What to work on:
Copy every line of the data in which the word "Pengaturan" occurs.

Data records:
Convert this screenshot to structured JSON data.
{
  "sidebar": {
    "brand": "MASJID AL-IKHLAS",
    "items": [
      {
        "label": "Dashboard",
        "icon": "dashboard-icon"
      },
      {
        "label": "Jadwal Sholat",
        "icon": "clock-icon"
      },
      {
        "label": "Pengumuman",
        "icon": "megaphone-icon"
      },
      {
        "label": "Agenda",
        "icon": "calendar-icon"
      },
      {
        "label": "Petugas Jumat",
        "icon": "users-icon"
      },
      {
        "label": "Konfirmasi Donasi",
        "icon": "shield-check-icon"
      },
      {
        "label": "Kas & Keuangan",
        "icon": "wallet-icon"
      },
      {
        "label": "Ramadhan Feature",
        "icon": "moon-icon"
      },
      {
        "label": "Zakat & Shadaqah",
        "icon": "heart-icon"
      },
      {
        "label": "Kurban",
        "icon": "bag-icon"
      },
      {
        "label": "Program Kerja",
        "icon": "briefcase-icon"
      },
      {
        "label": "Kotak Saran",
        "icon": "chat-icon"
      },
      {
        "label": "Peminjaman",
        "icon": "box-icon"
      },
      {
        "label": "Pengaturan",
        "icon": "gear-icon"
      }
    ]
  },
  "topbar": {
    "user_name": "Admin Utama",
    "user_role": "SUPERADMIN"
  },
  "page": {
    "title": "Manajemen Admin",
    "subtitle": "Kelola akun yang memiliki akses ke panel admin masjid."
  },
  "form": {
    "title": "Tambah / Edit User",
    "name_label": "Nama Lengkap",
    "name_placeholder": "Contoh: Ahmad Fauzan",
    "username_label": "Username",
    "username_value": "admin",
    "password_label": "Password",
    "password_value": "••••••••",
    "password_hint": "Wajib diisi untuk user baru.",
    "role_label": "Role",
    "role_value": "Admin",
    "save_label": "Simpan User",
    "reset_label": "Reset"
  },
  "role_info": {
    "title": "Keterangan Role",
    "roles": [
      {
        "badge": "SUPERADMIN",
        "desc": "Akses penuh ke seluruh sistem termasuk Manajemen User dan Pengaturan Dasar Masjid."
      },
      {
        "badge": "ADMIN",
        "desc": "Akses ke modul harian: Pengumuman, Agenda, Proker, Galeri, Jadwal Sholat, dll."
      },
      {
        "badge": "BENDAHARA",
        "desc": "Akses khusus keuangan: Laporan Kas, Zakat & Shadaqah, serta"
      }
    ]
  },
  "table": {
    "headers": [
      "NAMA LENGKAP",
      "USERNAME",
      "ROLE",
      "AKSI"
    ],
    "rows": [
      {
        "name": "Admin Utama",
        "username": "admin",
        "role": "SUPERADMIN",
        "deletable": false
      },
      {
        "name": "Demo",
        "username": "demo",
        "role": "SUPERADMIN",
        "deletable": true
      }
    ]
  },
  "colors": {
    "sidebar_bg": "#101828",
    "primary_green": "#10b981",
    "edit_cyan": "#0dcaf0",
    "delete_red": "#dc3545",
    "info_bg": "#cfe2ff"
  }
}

Problem solution:
        "label": "Pengaturan",
        "desc": "Akses penuh ke seluruh sistem termasuk Manajemen User dan Pengaturan Dasar Masjid."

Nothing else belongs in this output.